The Google Music service that's become the worst-kept secret in the music industry may not be live yet, nor is it showing signs of launching anytime soon, but we are slowly getting clarity into who at Google is building the service.

On Friday, Billboard magazine published a list of key executives involved at both the leadership and foot-soldier levels. Since then, additional sources have come out of the woodwork to help define the picture further. Here's what we know now:

Andy Rubin, Google VP of engineering, runs all things Android at Google, and last year assumed control of the developing music service. The music buck stops with him. Label sources confirm Rubin has personally pitched them on the plans for Google Music. It's unclear whether he'll continue to run the service once it launches, or if the company will hire an outsider with digital music experience. The executive search for such a person that began last summer has stalled in favor of focusing on building and launching the service first, and source say there's an internal debate over whether an outsider or insider could best fill the role.

Reporting into Rubin are two groups: one charged with creating the music service and store, and the other responsible for getting all the label and publisher deals required for content.
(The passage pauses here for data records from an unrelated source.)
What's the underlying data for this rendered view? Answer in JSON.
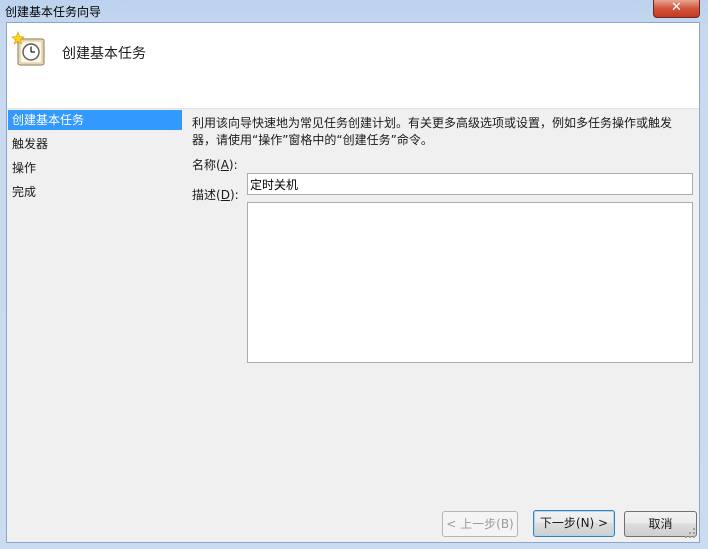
{
  "window": {
    "title": "创建基本任务向导",
    "close_glyph": "✕"
  },
  "header": {
    "title": "创建基本任务",
    "icon": "task-scheduler-clock-icon"
  },
  "nav": {
    "items": [
      {
        "label": "创建基本任务",
        "selected": true
      },
      {
        "label": "触发器",
        "selected": false
      },
      {
        "label": "操作",
        "selected": false
      },
      {
        "label": "完成",
        "selected": false
      }
    ]
  },
  "content": {
    "description_line1": "利用该向导快速地为常见任务创建计划。有关更多高级选项或设置，例如多任务操作或触发",
    "description_line2": "器，请使用“操作”窗格中的“创建任务”命令。",
    "name_label": "名称(",
    "name_accel": "A",
    "name_label_end": "):",
    "name_value": "定时关机",
    "desc_label": "描述(",
    "desc_accel": "D",
    "desc_label_end": "):",
    "desc_value": ""
  },
  "buttons": {
    "back": "< 上一步(B)",
    "next": "下一步(N) >",
    "cancel": "取消"
  },
  "colors": {
    "selection": "#3399ff",
    "client_bg": "#f0f0f0"
  }
}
Jamie Rosenberg, director of product management for Android, is in charge of the overall Android app store. Those reporting to him include Paul Joyce, senior product manager, who is taking the lead on building the music portion of the Android store. Joyce was the founder and VP of marketing at Simplify Media, the company Google bought last year as the foundation of its music service plans. Also reporting to Rosenberg is Doug Lucas, partnerships director at Google UK, who is leading the international version of the music product. Lucas joined Google in 2007 from label EMI music, where he was VP of digital business development. Finally there's Tim Quirk, head of global content programming for Android. Quirk is the former VP of music programming at Rhapsody and general manager and VP of music content and programming for RealNetworks before the spinoff.

On the business development end, there's Zahavah Levine, general counsel and VP of business affairs (although she was passing cards around at MIDEM that read "director of content partnerships for Android"). She is the point person leading all licensing negotiations with the music industry for the Google Music store and locker service. She formerly was the chief lawyer for YouTube, but has since taken on a business affairs role, and has a reputation as a very tough negotiator. (One source defined her as a "pitbull" and meant it as a term of respect.) She hails from digital music service Rhapsody, where she was associate general counsel and director of music licensing, which she joined when RealNetworks acquired

Reporting to her are Android business development manager Ted Kartzman, head of international music licensing for Android Sami Valkonen, and content partner manager Gwen Shen. Kartzman leads the licensing process with the independent label community, something he did while at Rhapsody as director of independent label business. He joins Google from IODA, where he was VP of client services. Valkonen leads the international licensing process among publishers in a role that's almost exactly what he did for his previous employer, Nokia, for it's now-defunct Comes With Music service. Shen's job is to manage relationships with content partners -- read: labels -- contributing to the Android store and presumably the music service. She joined Google just this January from Universal Music Group, where she was an account director and business development manager since 2001.

According to one source, Google is still looking to hire someone to take on additional major label licensing duties as well.

Senior corporate counsel Kevin Montler leads the legal end of Google's music related business, including both YouTube and the in-development service. Reporting to him is corporate counsel Elizabeth Moody, who joined Google last year from the law firm Davis Shapiro, where she helped negotiate the label deals for such digital music services as MOG, Myspace Music and imeem, among others.

YouTube remains a separate unit at Google, led by engineering VP Salar Kamangar, Google ninth-ever employee, who championed the company's acquisition. The YouTube product team comprises of head of product Dan Clancy (who was the man behind the Google Book project), and product manager for YouTube Music Chris LaRosa. The business development team is led by Chris Maxcy, VP of business development, who is supported by Ali Rivera (music partnerships and business development), Glenn Brown (head of music partnerships for YouTube), Theo Luke (partner manager for YouTube in the UK) and Je Carr (strategic partner development).